Lymphedema. This is another common side effect that may occur after a lymph node dissection, which is the removal of lymph nodes. Lymph nodes are tiny, bean-shaped organs that help fight infection by filtering bacteria and other harmful substances from the lymph fluid, a colorless fluid containing white blood cells that travels through most tissues of the body. Sometimes, when the lymph nodes are removed, lymphatic fluid collects in the surrounding tissues, causing them to swell. This swelling is called lymphedema, and it can result in discomfort and tightness. It can also limit the movement and function of the area affected, such as an arm or leg. You may need specific therapy to manage this side effect. Talk with your surgical care team about the risk of lymphedema before having any lymph nodes removed.

Organ dysfunction. Sometimes, cancer surgery in certain areas of the body, such as the abdomen or chest, may cause temporary problems with the organs in that area. For example, when surgery is performed in the abdomen, the intestine may become paralyzed for a short time, not allowing the food fluid and gas to pass through the bowels. This is called an ileus or bowel obstruction, and it can result in nausea and vomiting, stomach cramps, and bloating until the bowels begin to function again. Organ dysfunction after surgery is usually temporary, and it generally goes away as the healing process proceeds.

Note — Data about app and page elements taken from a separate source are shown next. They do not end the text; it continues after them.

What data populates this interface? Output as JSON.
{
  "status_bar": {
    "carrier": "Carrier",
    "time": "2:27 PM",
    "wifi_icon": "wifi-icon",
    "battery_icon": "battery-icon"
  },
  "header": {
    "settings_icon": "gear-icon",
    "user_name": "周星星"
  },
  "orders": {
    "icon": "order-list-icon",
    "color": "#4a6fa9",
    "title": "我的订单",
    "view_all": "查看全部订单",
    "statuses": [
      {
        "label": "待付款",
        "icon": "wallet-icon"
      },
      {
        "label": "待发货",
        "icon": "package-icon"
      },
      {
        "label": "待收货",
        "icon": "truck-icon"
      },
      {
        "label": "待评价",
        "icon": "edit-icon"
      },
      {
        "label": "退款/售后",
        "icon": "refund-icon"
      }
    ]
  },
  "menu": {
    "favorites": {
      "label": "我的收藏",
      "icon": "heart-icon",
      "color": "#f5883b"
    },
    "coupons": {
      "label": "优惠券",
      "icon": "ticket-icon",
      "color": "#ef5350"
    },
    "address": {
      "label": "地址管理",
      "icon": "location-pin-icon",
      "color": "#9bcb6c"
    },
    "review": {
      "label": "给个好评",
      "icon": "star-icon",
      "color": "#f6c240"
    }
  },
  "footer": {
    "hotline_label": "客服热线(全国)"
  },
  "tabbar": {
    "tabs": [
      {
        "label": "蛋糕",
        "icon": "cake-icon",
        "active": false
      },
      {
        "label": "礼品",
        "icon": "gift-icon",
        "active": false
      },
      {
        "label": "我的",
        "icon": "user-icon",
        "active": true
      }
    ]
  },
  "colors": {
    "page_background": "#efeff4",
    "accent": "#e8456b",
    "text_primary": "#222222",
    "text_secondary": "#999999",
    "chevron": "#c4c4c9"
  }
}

Other concerns after cancer surgery

Dietary concerns. During recovery, the body needs extra calories and protein for healing; however, eating your regular food may be difficult, depending on the location where the surgery was performed. The removal of any part of the mouth, throat, stomach, small intestine, colon, or rectum decreases appetite, limits the body's ability to absorb nutrients, or increases problems after eating, such as gas, cramping, or constipation. Some patients may have difficulty chewing or swallowing food. In addition, surgery for stomach cancer may affect the body's ability to absorb certain vitamins. Doctors usually prescribe vitamin supplements to help ease this problem. Some vitamin supplements can be given only by injection. Learn more about nutrition recommendations during and after cancer treatment.

Body image. Cancer surgery may change the way your body looks and feels and how it functions. Any surgery that changes how your body looks and functions can affect your body image. Some people may feel insecure about these changes and struggle with their self-image. The emotional side effects of cancer surgery are as important to treat as the physical side effects. Before cancer surgery, talk with your doctor about how it will affect your appearance and abilities and ask about options for reconstructive surgery or prostheses. Learn more about surgery for specific types of cancer.

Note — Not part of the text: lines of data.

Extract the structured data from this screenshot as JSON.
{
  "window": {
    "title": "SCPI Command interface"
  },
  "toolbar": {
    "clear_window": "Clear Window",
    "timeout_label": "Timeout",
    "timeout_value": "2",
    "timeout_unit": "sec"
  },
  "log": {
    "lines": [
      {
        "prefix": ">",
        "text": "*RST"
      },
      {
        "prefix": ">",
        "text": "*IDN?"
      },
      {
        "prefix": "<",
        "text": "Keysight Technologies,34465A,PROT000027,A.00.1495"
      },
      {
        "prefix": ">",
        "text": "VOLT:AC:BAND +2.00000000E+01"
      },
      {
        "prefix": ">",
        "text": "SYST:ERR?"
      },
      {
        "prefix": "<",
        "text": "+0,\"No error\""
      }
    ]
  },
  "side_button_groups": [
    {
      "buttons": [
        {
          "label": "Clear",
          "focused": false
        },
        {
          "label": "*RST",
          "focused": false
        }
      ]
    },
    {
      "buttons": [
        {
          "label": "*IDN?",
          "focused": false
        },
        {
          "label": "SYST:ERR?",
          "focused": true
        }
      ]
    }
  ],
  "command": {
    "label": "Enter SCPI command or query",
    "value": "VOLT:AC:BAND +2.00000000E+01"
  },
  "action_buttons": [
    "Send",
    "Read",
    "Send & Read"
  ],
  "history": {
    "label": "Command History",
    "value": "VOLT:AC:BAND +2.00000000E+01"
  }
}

You may also want to consider talking with a counselor who can help you cope with these changes to your body. In addition, some patients find it helpful to join a support group of other patients in similar situations.

Sexuality and Reproduction

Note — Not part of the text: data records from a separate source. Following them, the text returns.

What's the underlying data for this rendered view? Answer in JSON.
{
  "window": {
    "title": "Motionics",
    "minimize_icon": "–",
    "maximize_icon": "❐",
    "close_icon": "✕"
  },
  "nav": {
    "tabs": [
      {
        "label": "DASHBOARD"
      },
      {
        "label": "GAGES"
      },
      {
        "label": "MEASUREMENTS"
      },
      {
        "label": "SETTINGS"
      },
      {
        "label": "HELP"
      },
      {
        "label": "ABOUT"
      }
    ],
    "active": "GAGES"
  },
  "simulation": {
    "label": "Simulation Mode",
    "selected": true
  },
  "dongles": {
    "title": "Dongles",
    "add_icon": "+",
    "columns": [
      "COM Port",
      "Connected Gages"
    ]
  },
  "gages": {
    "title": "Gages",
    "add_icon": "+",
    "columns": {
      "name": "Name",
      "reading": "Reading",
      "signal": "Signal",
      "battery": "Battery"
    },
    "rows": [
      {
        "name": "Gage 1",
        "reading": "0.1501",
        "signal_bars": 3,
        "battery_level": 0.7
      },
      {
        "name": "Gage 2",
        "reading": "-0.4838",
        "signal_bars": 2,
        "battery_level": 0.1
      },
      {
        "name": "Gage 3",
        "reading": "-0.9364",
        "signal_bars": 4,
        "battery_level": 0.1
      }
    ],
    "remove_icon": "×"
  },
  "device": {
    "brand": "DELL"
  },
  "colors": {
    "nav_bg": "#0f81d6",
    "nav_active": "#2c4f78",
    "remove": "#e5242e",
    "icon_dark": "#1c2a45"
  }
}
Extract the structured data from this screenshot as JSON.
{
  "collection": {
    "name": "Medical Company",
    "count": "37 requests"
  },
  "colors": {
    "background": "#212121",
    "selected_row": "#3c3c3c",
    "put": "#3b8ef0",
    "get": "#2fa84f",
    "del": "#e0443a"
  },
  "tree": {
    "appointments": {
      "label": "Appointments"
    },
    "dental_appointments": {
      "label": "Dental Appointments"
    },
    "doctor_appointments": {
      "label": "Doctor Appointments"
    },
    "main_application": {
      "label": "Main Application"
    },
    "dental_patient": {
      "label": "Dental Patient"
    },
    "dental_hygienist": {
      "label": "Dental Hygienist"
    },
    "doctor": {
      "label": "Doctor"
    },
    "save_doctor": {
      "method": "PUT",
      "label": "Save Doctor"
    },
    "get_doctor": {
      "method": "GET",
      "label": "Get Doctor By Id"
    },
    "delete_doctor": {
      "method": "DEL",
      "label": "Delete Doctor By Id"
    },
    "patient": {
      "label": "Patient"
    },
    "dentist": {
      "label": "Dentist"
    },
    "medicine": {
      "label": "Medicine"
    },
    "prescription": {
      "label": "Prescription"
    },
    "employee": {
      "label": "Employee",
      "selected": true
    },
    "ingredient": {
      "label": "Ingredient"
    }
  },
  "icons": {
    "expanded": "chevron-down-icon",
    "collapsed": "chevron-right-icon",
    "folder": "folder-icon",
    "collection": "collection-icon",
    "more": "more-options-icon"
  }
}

Certain types of surgery may affect patients’ sexual and reproductive health. In particular, talk with your doctor before your surgery about how it may affect your fertility, which is a woman’s ability to conceive a child or maintain a pregnancy and a man’s ability to father a child. Learn more about fertility concerns and fertility preservation options for women and for men.

In addition, depending on the location of the surgery, both men and women may experience sexual side effects. For example, men undergoing surgery for prostate, bladder, colorectal, or other types of cancer may experience changes in their sexual desire, production of semen, ability to have an erection, or ability to ejaculate. Meanwhile, some gynecologic surgical procedures may cause sexual side effects, such as vaginal pain or dryness, in women. Many men and women experience a range of feelings after such surgeries, including loss, sadness, anxiety, or stress, all of which can affect sexual desire and intimacy. It is important to discuss the symptoms you experience with your doctor. Various options are available to help men and women manage the sexual problems from cancer and its treatment.

More Information

How Cancer is Treated

What is Cancer Surgery?

What to Expect When Having Surgery

Caring for the Symptoms of Cancer and its Treatment